Basel energy supplier IWB is planning an alpine photovoltaic system on Käserstatt in the Meiringen-Hasliberg ski area. In addition to lots of sun, the location has other decisive advantages. It has a powerful grid connection and a disused mountain restaurant could house transformers and rectifiers. There is already an access road through which materials and construction machinery can be accessed close to the project perimeter.
- IWB is planning an alpine photovoltaic system together with local partners on Käserstatt in the Meiringen-Hasliberg ski area.
- Thanks to its ideal location, the system is intended to supply renewable, local electricity for around 4,500 households - a large part in winter, when we need the electricity most
- The proximity of the location to the tourist facilities results in many advantages during construction and operation.
Sun, snow and cold are the prerequisites for as much solar power as possible in winter. The areas above Käserstatt in the Meiringen-Hasliberg ski area meet all of these criteria. The region is therefore an ideal location for the large Alpine PV systems that have been funded by the federal government since autumn 2022. Stefan Wittwer, Head of Procurement Portfolio at IWB, says: “With an Alpine PV system in Hasliberg, which we implemented together with local partners, we are making a concrete contribution to the energy transition. The proximity of the location to the tourist facilities results in many advantages during construction and operation.
The construction of the facility offers various synergy opportunities. At the same time as the project, the mountain railways will expand their snowmaking systems within the framework of their approved development regulations, and the farmers will receive additional cattle troughs. The previous agricultural use will continue. In addition, landowners and local communities should benefit from usage fees and taxes.
Area already in use

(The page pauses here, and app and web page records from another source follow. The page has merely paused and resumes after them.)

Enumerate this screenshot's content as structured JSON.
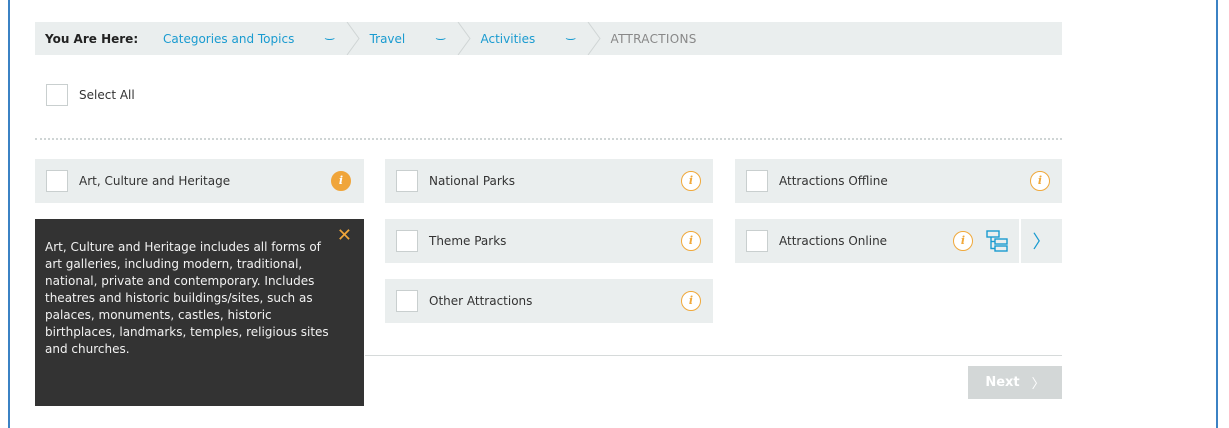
{
  "breadcrumb": {
    "here_label": "You Are Here:",
    "items": [
      {
        "label": "Categories and Topics"
      },
      {
        "label": "Travel"
      },
      {
        "label": "Activities"
      }
    ],
    "current": "ATTRACTIONS"
  },
  "select_all": {
    "label": "Select All"
  },
  "options": [
    {
      "label": "Art, Culture and Heritage"
    },
    {
      "label": "National Parks"
    },
    {
      "label": "Attractions Offline"
    },
    {
      "label": "Theme Parks"
    },
    {
      "label": "Attractions Online"
    },
    {
      "label": "Other Attractions"
    }
  ],
  "info_glyph": "i",
  "tooltip": {
    "text": "Art, Culture and Heritage includes all forms of art galleries, including modern, traditional, national, private and contemporary. Includes theatres and historic buildings/sites, such as palaces, monuments, castles, historic birthplaces, landmarks, temples, religious sites and churches.",
    "close_glyph": "✕"
  },
  "next_button": {
    "label": "Next",
    "arrow": "〉"
  },
  "more_arrow": "〉",
  "colors": {
    "accent": "#1a9bd0",
    "info": "#f0a53a",
    "tile_bg": "#eaeeee",
    "tooltip_bg": "#333333"
  }
}
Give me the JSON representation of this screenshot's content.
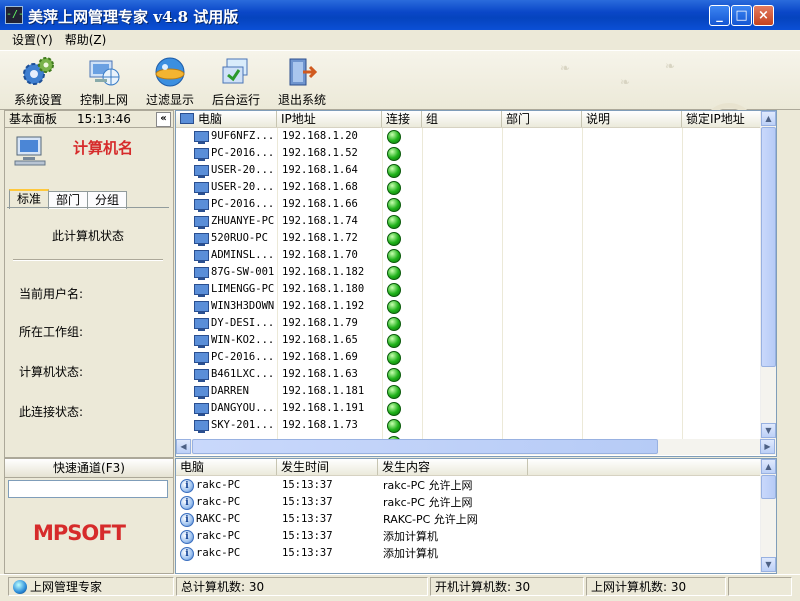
{
  "window": {
    "title": "美萍上网管理专家 v4.8 试用版",
    "app_icon_glyph": "-/-",
    "minimize_glyph": "_",
    "maximize_glyph": "□",
    "close_glyph": "×"
  },
  "menu": [
    {
      "label": "设置(Y)"
    },
    {
      "label": "帮助(Z)"
    }
  ],
  "toolbar": [
    {
      "label": "系统设置",
      "icon": "gears-icon"
    },
    {
      "label": "控制上网",
      "icon": "network-control-icon"
    },
    {
      "label": "过滤显示",
      "icon": "filter-display-icon"
    },
    {
      "label": "后台运行",
      "icon": "background-run-icon"
    },
    {
      "label": "退出系统",
      "icon": "exit-door-icon"
    }
  ],
  "left_panel": {
    "title": "基本面板",
    "time": "15:13:46",
    "collapse_glyph": "«",
    "computer_name_label": "计算机名",
    "tabs": [
      {
        "label": "标准",
        "active": true
      },
      {
        "label": "部门",
        "active": false
      },
      {
        "label": "分组",
        "active": false
      }
    ],
    "status_heading": "此计算机状态",
    "fields": [
      {
        "label": "当前用户名:"
      },
      {
        "label": "所在工作组:"
      },
      {
        "label": "计算机状态:"
      },
      {
        "label": "此连接状态:"
      }
    ]
  },
  "quick_channel": {
    "title": "快速通道(F3)",
    "input_value": ""
  },
  "logo": {
    "text": "MPSOFT",
    "color": "#d62b2b"
  },
  "computer_list": {
    "columns": [
      "电脑",
      "IP地址",
      "连接",
      "组",
      "部门",
      "说明",
      "锁定IP地址"
    ],
    "rows": [
      {
        "name": "9UF6NFZ...",
        "ip": "192.168.1.20",
        "connected": true
      },
      {
        "name": "PC-2016...",
        "ip": "192.168.1.52",
        "connected": true
      },
      {
        "name": "USER-20...",
        "ip": "192.168.1.64",
        "connected": true
      },
      {
        "name": "USER-20...",
        "ip": "192.168.1.68",
        "connected": true
      },
      {
        "name": "PC-2016...",
        "ip": "192.168.1.66",
        "connected": true
      },
      {
        "name": "ZHUANYE-PC",
        "ip": "192.168.1.74",
        "connected": true
      },
      {
        "name": "520RUO-PC",
        "ip": "192.168.1.72",
        "connected": true
      },
      {
        "name": "ADMINSL...",
        "ip": "192.168.1.70",
        "connected": true
      },
      {
        "name": "87G-SW-001",
        "ip": "192.168.1.182",
        "connected": true
      },
      {
        "name": "LIMENGG-PC",
        "ip": "192.168.1.180",
        "connected": true
      },
      {
        "name": "WIN3H3DOWN",
        "ip": "192.168.1.192",
        "connected": true
      },
      {
        "name": "DY-DESI...",
        "ip": "192.168.1.79",
        "connected": true
      },
      {
        "name": "WIN-KO2...",
        "ip": "192.168.1.65",
        "connected": true
      },
      {
        "name": "PC-2016...",
        "ip": "192.168.1.69",
        "connected": true
      },
      {
        "name": "B461LXC...",
        "ip": "192.168.1.63",
        "connected": true
      },
      {
        "name": "DARREN",
        "ip": "192.168.1.181",
        "connected": true
      },
      {
        "name": "DANGYOU...",
        "ip": "192.168.1.191",
        "connected": true
      },
      {
        "name": "SKY-201...",
        "ip": "192.168.1.73",
        "connected": true
      }
    ]
  },
  "event_log": {
    "columns": [
      "电脑",
      "发生时间",
      "发生内容"
    ],
    "rows": [
      {
        "computer": "rakc-PC",
        "time": "15:13:37",
        "content": "rakc-PC 允许上网"
      },
      {
        "computer": "rakc-PC",
        "time": "15:13:37",
        "content": "rakc-PC 允许上网"
      },
      {
        "computer": "RAKC-PC",
        "time": "15:13:37",
        "content": "RAKC-PC 允许上网"
      },
      {
        "computer": "rakc-PC",
        "time": "15:13:37",
        "content": "添加计算机"
      },
      {
        "computer": "rakc-PC",
        "time": "15:13:37",
        "content": "添加计算机"
      }
    ]
  },
  "status_bar": {
    "app_name": "上网管理专家",
    "total": "总计算机数: 30",
    "powered_on": "开机计算机数: 30",
    "online": "上网计算机数: 30"
  },
  "colors": {
    "title_bar": "#0A47C8",
    "face": "#ECE9D8",
    "computer_name": "#d62b2b",
    "led_on": "#1fb21a"
  }
}
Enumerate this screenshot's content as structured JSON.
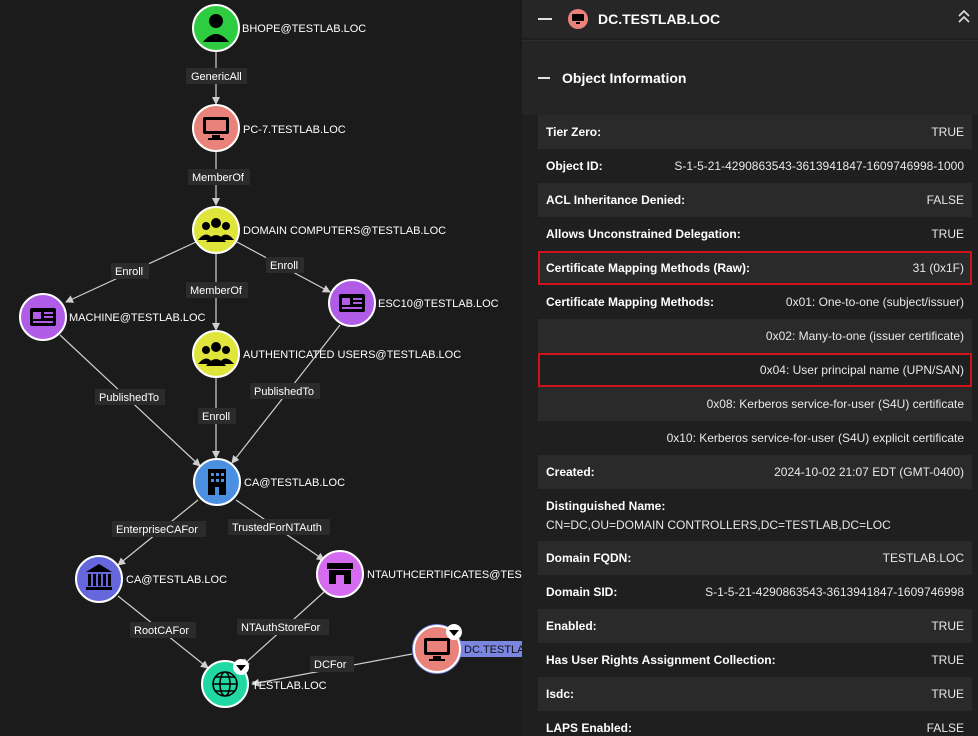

The project perimeter is located above the tree line at an altitude of between 1900 and 2100 meters above sea level, hidden behind the Leitistöck. This means that the facility can hardly be seen from Hasliberg. It is located in an area heavily used by tourists in the immediate vicinity of the ski area. The use of untouched landscapes is thus avoided and the area is well developed with access roads. There is also a powerful underground grid connection that was renewed a few years ago. This already ensures that the electricity produced can also be transported away. Within the system, electricity is transported using direct current. This avoids larger buildings in the perimeter. Inverters and transformers needed to feed the electricity into the grid can be installed in the former mountain restaurant.
Electricity for around 4,500 households
According to initial investigations, a maximum area of around seventeen hectares is possible. The module tables with a total output of 12 megawatt peak are to be set up here. This would make the system one of the medium-sized projects among the currently planned Alpine PV systems and could supply around 17 gigawatt hours of electricity for around 4,500 households. The panels would be placed sufficiently above the ground so that they do not sink into the snow and alpine farming is still possible underneath. Panels for alpine systems can also convert sunlight reflections on the back of the modules into electricity. Thanks to their orientation and location above the fog line, the modules produce almost as much electricity in winter as in summer. The electricity yield from alpine PV systems is actually highest between February and May. This is the time when the Alps are covered in deep snow and the days are getting longer. This makes alpine PV systems the ideal complement to electricity production from hydroelectric storage, whose levels drop quickly in spring before the snow melts.
Basel has been relying on renewable electricity for decades
For the Basel energy supplier IWB, the PV system on Käserstatt is one of several large PV projects in Switzerland. IWB offers its customers exclusively renewable electricity. In line with this strategy, IWB has been one of the largest investors in domestic hydropower for decades. With early investments in the Juvent wind farm in the Swiss Jura and AlpinSolar in the Glarus Alps, IWB is also a pioneer and pioneer for ecological and domestic electricity production. IWB also plans and builds large solar systems on industrial buildings, noise barriers along motorways and on a former waste dump.